The silences in "Tribes" are so deafening they roar. Nina Raine's penetrating new play forces us to hear the world differently.

The critically acclaimed domestic drama revolves around a deaf young man reared by a chaotically verbal family. Sensitively directed by Jonathan Moscone, the play both explores how the deaf experience of the world and suggests that all language limits our ability to communicate shades of truth.

If the play never quite achieves the emotional crescendo it strives for, this family's heady patois of banter and bile is immensely pleasurable, a symphony in snarkiness. Todd Rosenthal's gorgeously cluttered set captures the intellectual nature of this clan. Teetering towers of books and bohemian knickknacks vie for the eye.

MELLOPIX.COM/BERKELEY REPERTORY THEATREBilly (played by James Caverly, left), who is deaf, shocks his family by announcing he will only speak to them in
MELLOPIX.COM/BERKELEY REPERTORY THEATRE Billy (played by James Caverly, left), who is deaf, shocks his family by announcing he will only speak to them in sign language, in "Tribes." The family includes his mother (Anita Carey), brother (Dan Clegg) and sister (Elizabeth Morton). ( alessandra mello )

Meet Christopher (a ferociously funny Paul Whitworth) the scabrously witty head of a British family for whom mockery and derision pass for intimacy.

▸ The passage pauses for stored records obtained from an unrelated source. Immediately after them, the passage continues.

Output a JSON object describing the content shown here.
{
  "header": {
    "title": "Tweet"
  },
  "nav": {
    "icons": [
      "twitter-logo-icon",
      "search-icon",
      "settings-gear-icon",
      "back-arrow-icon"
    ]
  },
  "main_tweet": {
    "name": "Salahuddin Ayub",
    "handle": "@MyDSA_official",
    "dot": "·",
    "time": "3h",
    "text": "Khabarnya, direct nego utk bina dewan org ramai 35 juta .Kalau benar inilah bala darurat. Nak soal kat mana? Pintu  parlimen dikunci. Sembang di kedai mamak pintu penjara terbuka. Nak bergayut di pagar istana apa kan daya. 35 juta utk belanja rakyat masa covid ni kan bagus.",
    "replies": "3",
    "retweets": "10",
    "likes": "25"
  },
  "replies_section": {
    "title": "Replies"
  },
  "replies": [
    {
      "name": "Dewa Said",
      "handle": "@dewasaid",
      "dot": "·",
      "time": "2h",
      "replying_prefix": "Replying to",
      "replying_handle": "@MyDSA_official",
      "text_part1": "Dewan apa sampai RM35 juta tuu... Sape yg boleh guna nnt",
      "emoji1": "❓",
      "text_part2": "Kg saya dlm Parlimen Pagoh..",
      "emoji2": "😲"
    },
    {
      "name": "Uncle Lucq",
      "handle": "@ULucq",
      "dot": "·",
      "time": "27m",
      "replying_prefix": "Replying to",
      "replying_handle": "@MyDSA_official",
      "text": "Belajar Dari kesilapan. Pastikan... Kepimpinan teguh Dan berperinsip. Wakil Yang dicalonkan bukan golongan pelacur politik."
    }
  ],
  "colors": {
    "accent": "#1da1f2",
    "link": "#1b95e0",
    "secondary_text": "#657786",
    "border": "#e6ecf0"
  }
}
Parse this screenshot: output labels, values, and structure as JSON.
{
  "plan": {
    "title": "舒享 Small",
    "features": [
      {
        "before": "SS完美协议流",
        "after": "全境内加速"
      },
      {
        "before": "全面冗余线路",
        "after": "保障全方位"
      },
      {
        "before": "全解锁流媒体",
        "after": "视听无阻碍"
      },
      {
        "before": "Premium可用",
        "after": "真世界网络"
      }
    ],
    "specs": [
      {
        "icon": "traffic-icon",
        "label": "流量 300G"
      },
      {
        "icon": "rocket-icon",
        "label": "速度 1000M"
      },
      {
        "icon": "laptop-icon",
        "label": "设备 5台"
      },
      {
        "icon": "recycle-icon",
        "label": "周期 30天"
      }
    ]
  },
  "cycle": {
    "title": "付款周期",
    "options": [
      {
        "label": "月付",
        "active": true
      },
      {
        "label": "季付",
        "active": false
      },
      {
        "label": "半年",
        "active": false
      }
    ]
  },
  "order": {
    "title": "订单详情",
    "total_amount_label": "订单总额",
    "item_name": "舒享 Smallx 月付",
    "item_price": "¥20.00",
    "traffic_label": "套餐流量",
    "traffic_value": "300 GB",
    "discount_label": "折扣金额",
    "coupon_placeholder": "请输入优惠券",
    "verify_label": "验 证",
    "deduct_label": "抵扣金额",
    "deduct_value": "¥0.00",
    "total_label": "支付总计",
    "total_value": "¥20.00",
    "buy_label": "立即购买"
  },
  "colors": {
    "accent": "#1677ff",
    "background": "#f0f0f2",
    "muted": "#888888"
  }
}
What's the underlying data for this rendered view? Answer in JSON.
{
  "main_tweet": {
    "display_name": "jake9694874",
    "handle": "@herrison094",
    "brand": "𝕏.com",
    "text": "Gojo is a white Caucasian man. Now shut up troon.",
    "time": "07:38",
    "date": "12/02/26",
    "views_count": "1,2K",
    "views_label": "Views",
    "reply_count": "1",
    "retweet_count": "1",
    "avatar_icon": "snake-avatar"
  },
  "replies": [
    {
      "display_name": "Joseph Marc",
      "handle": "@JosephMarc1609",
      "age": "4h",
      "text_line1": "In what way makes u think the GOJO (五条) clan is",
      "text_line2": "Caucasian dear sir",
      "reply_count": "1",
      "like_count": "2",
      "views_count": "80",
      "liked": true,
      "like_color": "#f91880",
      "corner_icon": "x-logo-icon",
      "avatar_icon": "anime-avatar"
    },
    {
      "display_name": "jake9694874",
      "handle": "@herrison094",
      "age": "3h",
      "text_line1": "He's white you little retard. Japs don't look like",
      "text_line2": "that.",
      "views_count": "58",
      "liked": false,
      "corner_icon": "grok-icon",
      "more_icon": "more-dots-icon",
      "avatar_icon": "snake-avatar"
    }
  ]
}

A scholar who tears into his wife Beth (Anita Carey) and children Ruth (Elizabeth Morton) and Daniel (an explosive turn by Dan Clegg) as if they were hastily-written term papers, Christopher never met a criticism he didn't like. Surviving his vicious sense of humor is a rite of passage for this troubled brood. In this house, bollocks is a term of endearment.

Steeped in a cauldron of negativity since childhood, Ruth battles timidity even as she pursues a life as an opera diva, while Daniel manifests his self-loathing by perpetually rewriting his thesis. Family dinner is a tidal wave of rage and bitterness cloaked in wit and literary allusions. Only deaf Billy (James Caverly, who is a deaf actor) sits above the fray, shielded by his oasis of quiet.

His uneasy truce with his warring family falls apart when he falls for a woman raised in a deaf family. Slyvia (Nell Geisslinger) is slowly losing her hearing, crossing a bridge into Billy's universe, and when she teaches him how to sign, it upends his life.

Geisslinger, an Oregon Shakespeare Festival vet, subtly captures the strain Sylvia is under, translating for everyone around her even as she loses her grip on her sense of self. She also conveys the complexity of sign language as a ballet that invokes the whole body.

Sylvia's meet-the-parents scene is the heart of the play. If the romantic connection between Caverly and Geisslinger never seems palpable enough to ground Billy's epiphany, the battles between Whitworth (best known as former head of Shakespeare Santa Cruz) and Geisslinger crackle with electricity. He belittles the subtleties of sign language while she defends her mother tongue. It's a scintillating debate, lit with insights into the hierarchies and rituals of the deaf community.

Unfortunately the second act doesn't build on this intriguing setup as well as it might. Raine sometimes telegraphs her themes too much while failing to flesh out the eccentricities of her characters. Slyvia's journey into deafness is far more interesting than the extravagant angst of Billy's siblings, which takes up a bit too much time (although Clegg is a riveting portrait in thwarted passion as the disturbed Daniel).

Billy, for instance, remains somewhat vague in terms of his personality. Without more of a sense of who Billy is, it's hard to care about his ethical quandaries.

This lack of specificity undermines the emotional intensity of the production, which doesn't quite earn its tearful final tableau.

Still it's quite stimulating to have to listen hard and look closely from start to finish. You can't make out everything Billy says and not all of the sign language is translated into subtitles. All of this stagecraft reminds us how interpretive words are, how elusive meaning can be. As a deconstruction of language, "Tribes" resonates loud and clear.

Contact Karen D'Souza at 408-271-3772. Read her at www.mercurynews.com/karen-dsouza, and follow her at Twitter.com/karendsouza4.

"TRIBES"

By Nina Raine, presented by Berkeley Repertory Theatre

Through: May 18
Where: Berkeley Rep Thrust Stage, 2025 Addison St., Berkeley
running time: 2 hours, one intermission
Tickets: $29-$99, 510-647-2949, www.berkeleyrep.org